▶ What to do
Pull every line with "photo" from the entries below.

▶ Provided entries
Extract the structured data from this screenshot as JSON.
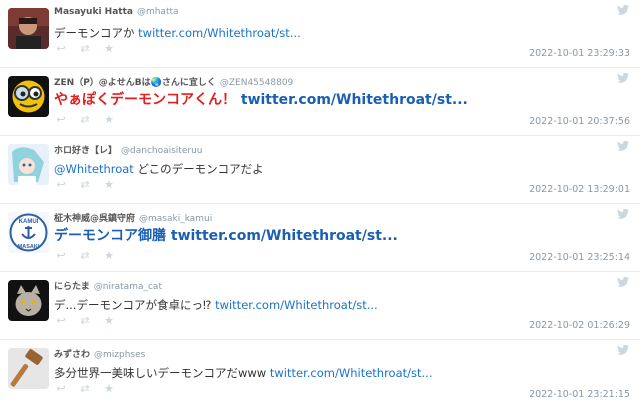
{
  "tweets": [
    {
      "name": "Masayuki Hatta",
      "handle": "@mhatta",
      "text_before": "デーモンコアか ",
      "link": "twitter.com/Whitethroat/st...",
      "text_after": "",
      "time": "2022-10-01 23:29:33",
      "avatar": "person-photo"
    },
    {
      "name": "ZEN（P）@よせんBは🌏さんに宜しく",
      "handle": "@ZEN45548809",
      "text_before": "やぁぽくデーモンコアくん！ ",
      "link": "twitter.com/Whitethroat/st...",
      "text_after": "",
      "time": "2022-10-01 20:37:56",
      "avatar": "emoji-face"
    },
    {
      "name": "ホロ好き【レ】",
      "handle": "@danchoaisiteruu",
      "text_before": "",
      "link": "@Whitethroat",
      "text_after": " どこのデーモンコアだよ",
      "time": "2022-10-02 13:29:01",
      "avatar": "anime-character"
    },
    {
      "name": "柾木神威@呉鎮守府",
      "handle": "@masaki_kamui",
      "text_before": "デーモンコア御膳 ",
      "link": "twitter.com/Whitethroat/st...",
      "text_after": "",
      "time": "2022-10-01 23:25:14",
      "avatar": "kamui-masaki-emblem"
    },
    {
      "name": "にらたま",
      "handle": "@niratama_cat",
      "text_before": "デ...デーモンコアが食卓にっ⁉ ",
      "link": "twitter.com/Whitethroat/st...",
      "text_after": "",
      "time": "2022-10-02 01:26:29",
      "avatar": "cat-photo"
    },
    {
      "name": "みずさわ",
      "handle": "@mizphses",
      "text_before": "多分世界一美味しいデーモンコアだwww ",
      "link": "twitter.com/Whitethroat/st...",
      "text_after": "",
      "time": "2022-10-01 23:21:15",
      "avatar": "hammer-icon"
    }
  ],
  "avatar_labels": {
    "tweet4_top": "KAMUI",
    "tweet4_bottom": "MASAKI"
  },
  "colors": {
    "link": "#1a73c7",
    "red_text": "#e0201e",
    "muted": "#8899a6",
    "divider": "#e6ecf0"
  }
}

▶ Completed task
      "avatar": "person-photo"
      "avatar": "cat-photo"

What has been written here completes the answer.